The House committee scrutinising the 2023 budget bill will decide on Wednesday on a request by the Royal Thai Air Force (RTAF) for a budget to fund its F-35A fighter jet procurement scheme.
Somchai Srisutthiyakorn, vice chairman of the committee, said on Tuesday the panel is split over the issue after reviewing the RTAF’s appeal and documents, in which the air force insists the budget request is valid but has agreed to have it slashed by 50%.
The RTAF is seeking 758 million baht from the 2023 coffers for the F-35A fighter jet procurement scheme estimated at 7.4 billion baht. The remainder would be carried over until fiscal 2026.
A sub-committee on durable products, state enterprises, ICT equipment and revolving funds recently reached a unanimous decision to exclude the air force’s request from its 2023 spending plan.
It said it arrived at that decision because it did not receive any confirmation on whether the US Congress would approve the sale. The appeal submitted to its chairman was reviewed by the House panel on Tuesday.
Mr Somchai said air force representatives did not show up in person to defend the request and sent documents instead. Nonetheless, the RTAF said it could accept 379 million baht due to the current economic situation.
Early in the day, RTAF commander ACM Napadej Dhupatemiya urged the House committee to accept the appeal. Speaking in Chiang Mai, he insisted on the transparency of the procurement scheme as the aircraft would be procured under the Foreign Military Sales (FMS) programme.
However, he said the air force needs an initial sum before proceeding to discuss details of the purchase deal with the US. If the RTAF is not granted allocations from the 2023 budget, the letter of offer and acceptance (LOA) with the US for the procurement cannot be arranged.

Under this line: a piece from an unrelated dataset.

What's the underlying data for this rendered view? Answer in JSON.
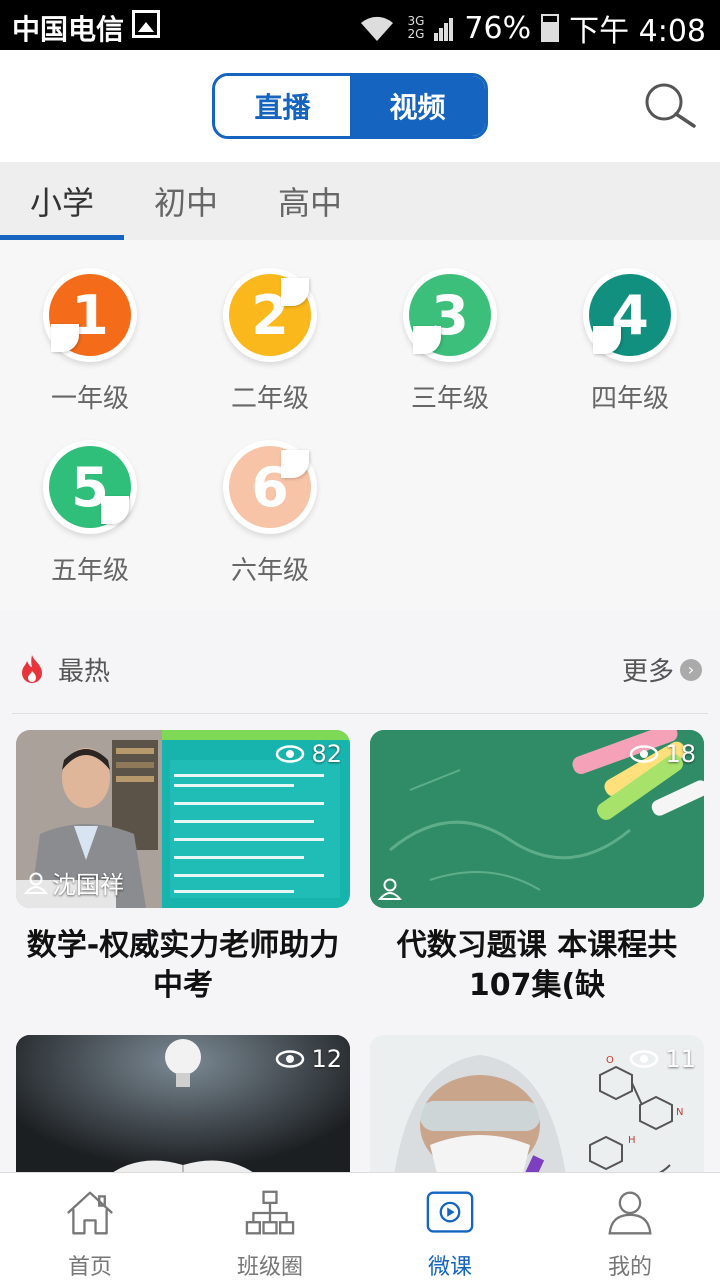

“Simply put, we can’t walk in empty-handed and ask to buy,” he said.
ACM Napadej said the aircraft, which rank as the world’s top fighter jets, are expected to be in service for decades, citing the F-16s procured under the FMS programme that have been in service for almost 40 years.
“I do hope that the House committee will see all these elements and approve the scheme,” said ACM Napadej.
The air force chief stressed that the air force is not seeking an extra allocation of budget to fund the scheme, and it plans to buy more jets in a second third phase. If things go as planned, it will have a fleet of 12 F-35A jets by 2032.
When asked if Congress would likely approve the sale, he said: “It is difficult but there is a possibility. The most important thing is support from the government and the public.”
If rejected, the air force will return the funds to state coffers, he said.
ACM Napadej expressed interest in procuring F-35A jets to replace the force’s ageing fleet of combat aircraft last December.